The Laboratory’s activities include both the in situ conservation of mosaics in the Vatican Collection – ancient, medieval and modern, made of marble, enamel, micro-mosaic and Cosmatesque, located on flooring, walls or mobile supports – and restoration works on mosaics that require detachment, eventual integration (using the same technique as that of the work) and repositioning on lightweight modular panels, maintaining intact the original state.

The factors that determine the methodological definition of a conservation procedure are varied.

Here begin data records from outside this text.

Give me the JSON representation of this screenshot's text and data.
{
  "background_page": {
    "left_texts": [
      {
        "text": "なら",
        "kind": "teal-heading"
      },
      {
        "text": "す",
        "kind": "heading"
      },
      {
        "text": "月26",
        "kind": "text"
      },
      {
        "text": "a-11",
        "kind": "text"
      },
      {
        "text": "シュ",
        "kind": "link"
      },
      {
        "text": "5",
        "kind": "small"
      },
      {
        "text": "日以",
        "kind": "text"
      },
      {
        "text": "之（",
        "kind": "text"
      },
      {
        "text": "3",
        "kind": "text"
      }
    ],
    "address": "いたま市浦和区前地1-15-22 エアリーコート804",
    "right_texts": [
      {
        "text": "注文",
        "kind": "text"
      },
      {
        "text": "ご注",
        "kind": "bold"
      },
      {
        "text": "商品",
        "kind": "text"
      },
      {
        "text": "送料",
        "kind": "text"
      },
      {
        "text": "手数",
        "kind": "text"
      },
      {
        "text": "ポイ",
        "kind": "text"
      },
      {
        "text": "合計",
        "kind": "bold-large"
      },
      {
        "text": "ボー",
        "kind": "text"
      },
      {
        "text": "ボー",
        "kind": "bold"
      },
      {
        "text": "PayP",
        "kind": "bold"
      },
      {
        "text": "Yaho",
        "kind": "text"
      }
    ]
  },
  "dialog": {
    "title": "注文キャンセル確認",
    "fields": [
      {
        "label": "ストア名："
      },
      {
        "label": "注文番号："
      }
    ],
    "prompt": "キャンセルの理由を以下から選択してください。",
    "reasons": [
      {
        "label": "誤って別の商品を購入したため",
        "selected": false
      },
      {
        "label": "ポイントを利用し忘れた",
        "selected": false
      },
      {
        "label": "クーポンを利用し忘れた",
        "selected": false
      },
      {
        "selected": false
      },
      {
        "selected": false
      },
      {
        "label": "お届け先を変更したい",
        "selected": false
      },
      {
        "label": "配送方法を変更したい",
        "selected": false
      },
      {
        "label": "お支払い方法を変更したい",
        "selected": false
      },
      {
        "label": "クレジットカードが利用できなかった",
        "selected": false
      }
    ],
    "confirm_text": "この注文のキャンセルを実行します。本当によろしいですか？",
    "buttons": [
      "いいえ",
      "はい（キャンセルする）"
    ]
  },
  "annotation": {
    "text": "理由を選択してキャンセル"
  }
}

Indeed, environmental conditions must always be kept in mind (for instance, the state of conservation of in situ works – archaeological or architectural – will be different to that of artefacts held in museums), along with the results of diagnostic examinations, the purpose of the work (or rather, whether they are works on display or works in use, such as mosaics inserted along a museum itinerary and therefore subject to foot traffic) and its de facto state (the conservation of all that is unaltered in the item, compared to its condition upon discovery).

The Laboratory is equipped with an innovative zenithal photographic system positioned on the ceiling, allowing rapid documentation of the mosaics in digital format during the restoration phase.